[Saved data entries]

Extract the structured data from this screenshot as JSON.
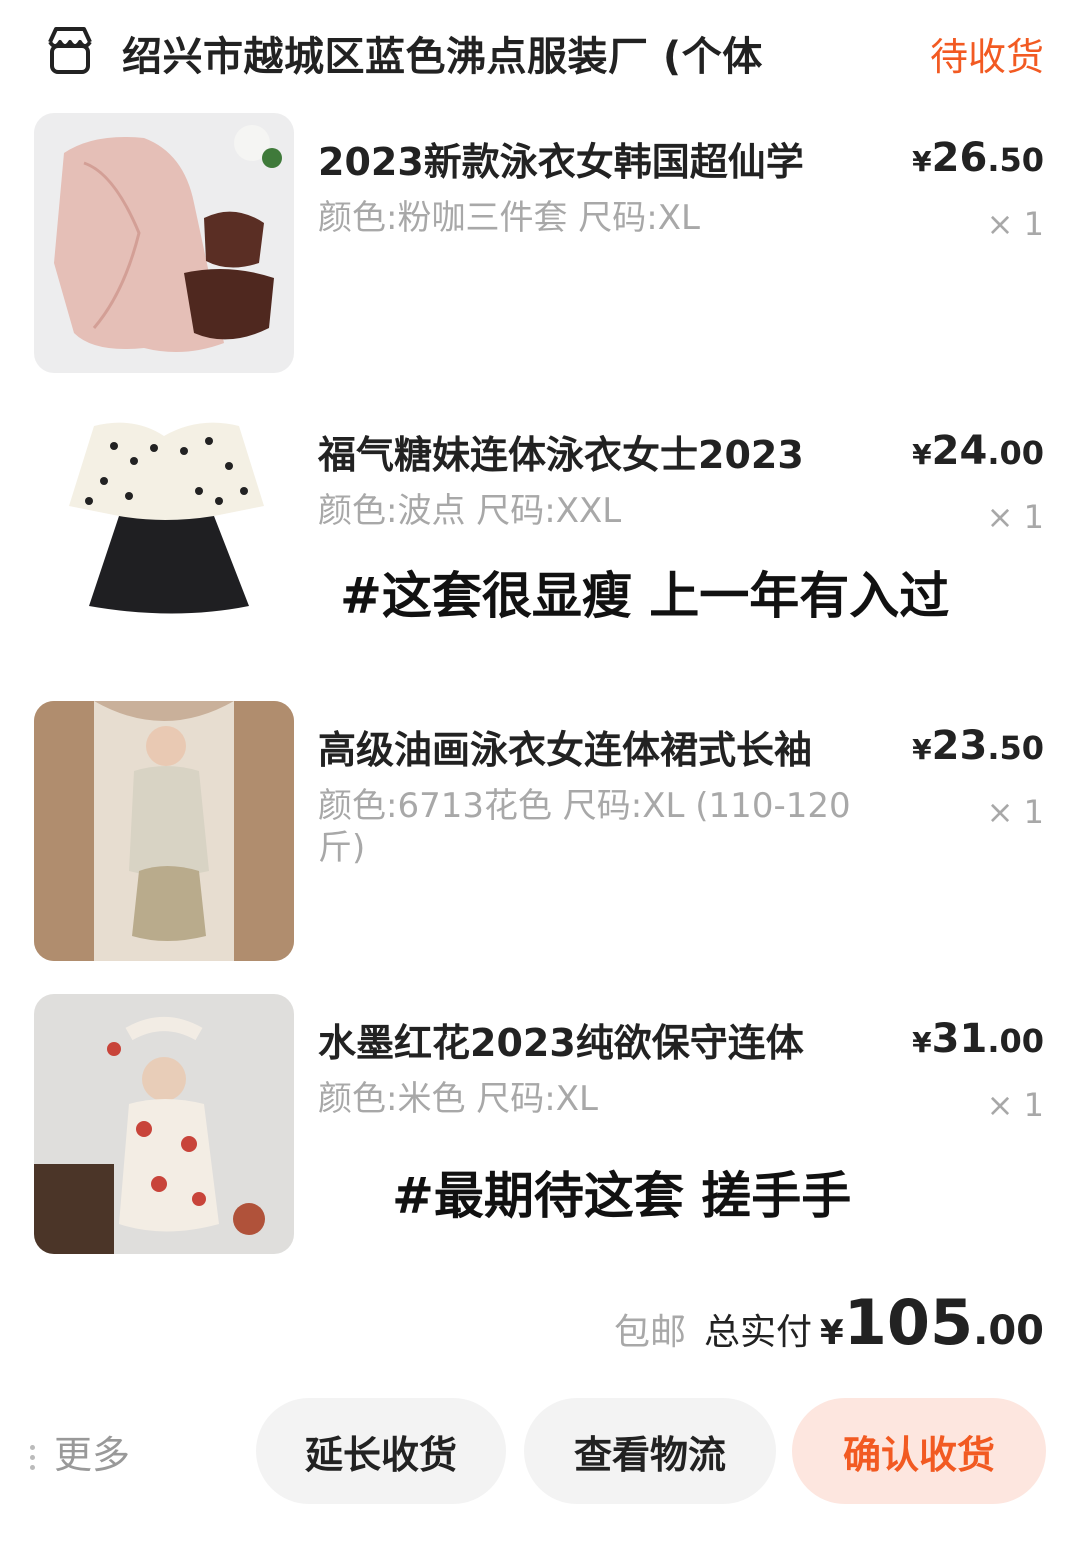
{
  "header": {
    "store_name": "绍兴市越城区蓝色沸点服装厂 (个体",
    "status": "待收货"
  },
  "items": [
    {
      "title": "2023新款泳衣女韩国超仙学",
      "spec": "颜色:粉咖三件套 尺码:XL",
      "price_yen": "¥",
      "price_int": "26",
      "price_dec": ".50",
      "qty": "× 1"
    },
    {
      "title": "福气糖妹连体泳衣女士2023",
      "spec": "颜色:波点 尺码:XXL",
      "price_yen": "¥",
      "price_int": "24",
      "price_dec": ".00",
      "qty": "× 1"
    },
    {
      "title": "高级油画泳衣女连体裙式长袖",
      "spec": "颜色:6713花色 尺码:XL (110-120斤)",
      "price_yen": "¥",
      "price_int": "23",
      "price_dec": ".50",
      "qty": "× 1"
    },
    {
      "title": "水墨红花2023纯欲保守连体",
      "spec": "颜色:米色 尺码:XL",
      "price_yen": "¥",
      "price_int": "31",
      "price_dec": ".00",
      "qty": "× 1"
    }
  ],
  "notes": {
    "item2": "#这套很显瘦 上一年有入过",
    "item4": "#最期待这套 搓手手"
  },
  "total": {
    "free_shipping": "包邮",
    "label": "总实付",
    "yen": "¥",
    "int": "105",
    "dec": ".00"
  },
  "actions": {
    "more": "更多",
    "extend": "延长收货",
    "logistics": "查看物流",
    "confirm": "确认收货"
  },
  "colors": {
    "accent": "#f25a22",
    "confirm_bg": "#fde6df",
    "button_bg": "#f3f3f3",
    "muted_text": "#a8a8a8"
  },
  "icons": {
    "store": "store-icon",
    "more": "vertical-dots-icon"
  }
}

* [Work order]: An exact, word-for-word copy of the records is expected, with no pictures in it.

* [Result of this exercise]:
Extract the structured data from this screenshot as JSON.
{
  "header": {
    "store_name": "绍兴市越城区蓝色沸点服装厂 (个体",
    "status": "待收货"
  },
  "items": [
    {
      "title": "2023新款泳衣女韩国超仙学",
      "spec": "颜色:粉咖三件套 尺码:XL",
      "price_yen": "¥",
      "price_int": "26",
      "price_dec": ".50",
      "qty": "× 1"
    },
    {
      "title": "福气糖妹连体泳衣女士2023",
      "spec": "颜色:波点 尺码:XXL",
      "price_yen": "¥",
      "price_int": "24",
      "price_dec": ".00",
      "qty": "× 1"
    },
    {
      "title": "高级油画泳衣女连体裙式长袖",
      "spec": "颜色:6713花色 尺码:XL (110-120斤)",
      "price_yen": "¥",
      "price_int": "23",
      "price_dec": ".50",
      "qty": "× 1"
    },
    {
      "title": "水墨红花2023纯欲保守连体",
      "spec": "颜色:米色 尺码:XL",
      "price_yen": "¥",
      "price_int": "31",
      "price_dec": ".00",
      "qty": "× 1"
    }
  ],
  "notes": {
    "item2": "#这套很显瘦 上一年有入过",
    "item4": "#最期待这套 搓手手"
  },
  "total": {
    "free_shipping": "包邮",
    "label": "总实付",
    "yen": "¥",
    "int": "105",
    "dec": ".00"
  },
  "actions": {
    "more": "更多",
    "extend": "延长收货",
    "logistics": "查看物流",
    "confirm": "确认收货"
  },
  "colors": {
    "accent": "#f25a22",
    "confirm_bg": "#fde6df",
    "button_bg": "#f3f3f3",
    "muted_text": "#a8a8a8"
  },
  "icons": {
    "store": "store-icon",
    "more": "vertical-dots-icon"
  }
}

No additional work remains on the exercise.